===== Given information
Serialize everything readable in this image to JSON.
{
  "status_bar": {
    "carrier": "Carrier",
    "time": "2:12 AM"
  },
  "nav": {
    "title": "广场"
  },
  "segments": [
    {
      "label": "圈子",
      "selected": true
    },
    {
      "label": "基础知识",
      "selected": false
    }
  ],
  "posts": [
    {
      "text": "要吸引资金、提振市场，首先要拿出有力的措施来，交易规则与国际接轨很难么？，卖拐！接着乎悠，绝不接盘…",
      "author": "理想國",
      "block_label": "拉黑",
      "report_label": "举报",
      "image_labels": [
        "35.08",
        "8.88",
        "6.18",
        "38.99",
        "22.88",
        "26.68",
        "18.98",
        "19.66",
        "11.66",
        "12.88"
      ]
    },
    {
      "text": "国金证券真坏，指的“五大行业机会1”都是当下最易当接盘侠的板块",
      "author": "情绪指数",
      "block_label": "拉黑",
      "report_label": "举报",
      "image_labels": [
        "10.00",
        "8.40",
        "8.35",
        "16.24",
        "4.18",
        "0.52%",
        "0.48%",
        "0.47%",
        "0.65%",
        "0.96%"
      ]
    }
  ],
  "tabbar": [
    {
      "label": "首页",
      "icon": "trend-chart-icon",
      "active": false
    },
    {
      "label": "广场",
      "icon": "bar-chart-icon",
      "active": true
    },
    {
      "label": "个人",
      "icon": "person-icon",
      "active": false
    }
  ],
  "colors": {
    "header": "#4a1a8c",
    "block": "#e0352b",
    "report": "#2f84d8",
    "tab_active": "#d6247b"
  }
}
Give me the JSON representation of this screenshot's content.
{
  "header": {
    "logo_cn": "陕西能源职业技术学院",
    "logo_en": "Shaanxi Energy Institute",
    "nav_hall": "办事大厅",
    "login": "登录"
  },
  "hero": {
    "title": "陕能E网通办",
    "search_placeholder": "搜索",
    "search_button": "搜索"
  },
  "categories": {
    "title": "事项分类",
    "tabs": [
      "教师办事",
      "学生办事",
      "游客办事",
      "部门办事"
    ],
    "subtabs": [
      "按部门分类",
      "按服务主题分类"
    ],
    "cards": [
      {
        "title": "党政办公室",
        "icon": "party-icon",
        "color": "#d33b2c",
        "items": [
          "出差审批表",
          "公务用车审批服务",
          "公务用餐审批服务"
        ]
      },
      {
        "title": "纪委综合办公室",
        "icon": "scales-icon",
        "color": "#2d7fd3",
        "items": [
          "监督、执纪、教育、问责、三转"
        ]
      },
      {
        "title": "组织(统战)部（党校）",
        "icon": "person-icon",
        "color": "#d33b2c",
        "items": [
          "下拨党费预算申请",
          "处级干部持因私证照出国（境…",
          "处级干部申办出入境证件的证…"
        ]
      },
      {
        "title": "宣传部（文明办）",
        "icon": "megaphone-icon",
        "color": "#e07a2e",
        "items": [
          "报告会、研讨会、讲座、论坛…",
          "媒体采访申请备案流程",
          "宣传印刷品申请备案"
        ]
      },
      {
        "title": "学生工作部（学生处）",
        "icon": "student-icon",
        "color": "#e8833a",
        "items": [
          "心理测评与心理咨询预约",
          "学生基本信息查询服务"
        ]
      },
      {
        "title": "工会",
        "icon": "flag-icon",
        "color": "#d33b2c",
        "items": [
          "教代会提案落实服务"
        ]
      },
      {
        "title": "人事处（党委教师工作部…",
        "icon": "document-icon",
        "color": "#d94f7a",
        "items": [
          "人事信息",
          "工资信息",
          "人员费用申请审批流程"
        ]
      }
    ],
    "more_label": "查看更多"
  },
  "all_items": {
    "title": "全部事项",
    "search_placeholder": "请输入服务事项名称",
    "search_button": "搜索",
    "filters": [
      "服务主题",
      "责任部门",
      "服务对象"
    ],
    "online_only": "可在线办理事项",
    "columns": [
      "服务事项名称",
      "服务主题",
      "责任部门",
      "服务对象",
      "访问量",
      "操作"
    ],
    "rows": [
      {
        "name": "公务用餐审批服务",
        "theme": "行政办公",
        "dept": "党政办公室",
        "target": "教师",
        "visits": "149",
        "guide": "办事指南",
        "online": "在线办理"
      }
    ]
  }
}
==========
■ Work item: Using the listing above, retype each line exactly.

■ Answer to this problem:
Serialize everything readable in this image to JSON.
{
  "status_bar": {
    "carrier": "Carrier",
    "time": "2:12 AM"
  },
  "nav": {
    "title": "广场"
  },
  "segments": [
    {
      "label": "圈子",
      "selected": true
    },
    {
      "label": "基础知识",
      "selected": false
    }
  ],
  "posts": [
    {
      "text": "要吸引资金、提振市场，首先要拿出有力的措施来，交易规则与国际接轨很难么？，卖拐！接着乎悠，绝不接盘…",
      "author": "理想國",
      "block_label": "拉黑",
      "report_label": "举报",
      "image_labels": [
        "35.08",
        "8.88",
        "6.18",
        "38.99",
        "22.88",
        "26.68",
        "18.98",
        "19.66",
        "11.66",
        "12.88"
      ]
    },
    {
      "text": "国金证券真坏，指的“五大行业机会1”都是当下最易当接盘侠的板块",
      "author": "情绪指数",
      "block_label": "拉黑",
      "report_label": "举报",
      "image_labels": [
        "10.00",
        "8.40",
        "8.35",
        "16.24",
        "4.18",
        "0.52%",
        "0.48%",
        "0.47%",
        "0.65%",
        "0.96%"
      ]
    }
  ],
  "tabbar": [
    {
      "label": "首页",
      "icon": "trend-chart-icon",
      "active": false
    },
    {
      "label": "广场",
      "icon": "bar-chart-icon",
      "active": true
    },
    {
      "label": "个人",
      "icon": "person-icon",
      "active": false
    }
  ],
  "colors": {
    "header": "#4a1a8c",
    "block": "#e0352b",
    "report": "#2f84d8",
    "tab_active": "#d6247b"
  }
}
Give me the JSON representation of this screenshot's content.
{
  "header": {
    "logo_cn": "陕西能源职业技术学院",
    "logo_en": "Shaanxi Energy Institute",
    "nav_hall": "办事大厅",
    "login": "登录"
  },
  "hero": {
    "title": "陕能E网通办",
    "search_placeholder": "搜索",
    "search_button": "搜索"
  },
  "categories": {
    "title": "事项分类",
    "tabs": [
      "教师办事",
      "学生办事",
      "游客办事",
      "部门办事"
    ],
    "subtabs": [
      "按部门分类",
      "按服务主题分类"
    ],
    "cards": [
      {
        "title": "党政办公室",
        "icon": "party-icon",
        "color": "#d33b2c",
        "items": [
          "出差审批表",
          "公务用车审批服务",
          "公务用餐审批服务"
        ]
      },
      {
        "title": "纪委综合办公室",
        "icon": "scales-icon",
        "color": "#2d7fd3",
        "items": [
          "监督、执纪、教育、问责、三转"
        ]
      },
      {
        "title": "组织(统战)部（党校）",
        "icon": "person-icon",
        "color": "#d33b2c",
        "items": [
          "下拨党费预算申请",
          "处级干部持因私证照出国（境…",
          "处级干部申办出入境证件的证…"
        ]
      },
      {
        "title": "宣传部（文明办）",
        "icon": "megaphone-icon",
        "color": "#e07a2e",
        "items": [
          "报告会、研讨会、讲座、论坛…",
          "媒体采访申请备案流程",
          "宣传印刷品申请备案"
        ]
      },
      {
        "title": "学生工作部（学生处）",
        "icon": "student-icon",
        "color": "#e8833a",
        "items": [
          "心理测评与心理咨询预约",
          "学生基本信息查询服务"
        ]
      },
      {
        "title": "工会",
        "icon": "flag-icon",
        "color": "#d33b2c",
        "items": [
          "教代会提案落实服务"
        ]
      },
      {
        "title": "人事处（党委教师工作部…",
        "icon": "document-icon",
        "color": "#d94f7a",
        "items": [
          "人事信息",
          "工资信息",
          "人员费用申请审批流程"
        ]
      }
    ],
    "more_label": "查看更多"
  },
  "all_items": {
    "title": "全部事项",
    "search_placeholder": "请输入服务事项名称",
    "search_button": "搜索",
    "filters": [
      "服务主题",
      "责任部门",
      "服务对象"
    ],
    "online_only": "可在线办理事项",
    "columns": [
      "服务事项名称",
      "服务主题",
      "责任部门",
      "服务对象",
      "访问量",
      "操作"
    ],
    "rows": [
      {
        "name": "公务用餐审批服务",
        "theme": "行政办公",
        "dept": "党政办公室",
        "target": "教师",
        "visits": "149",
        "guide": "办事指南",
        "online": "在线办理"
      }
    ]
  }
}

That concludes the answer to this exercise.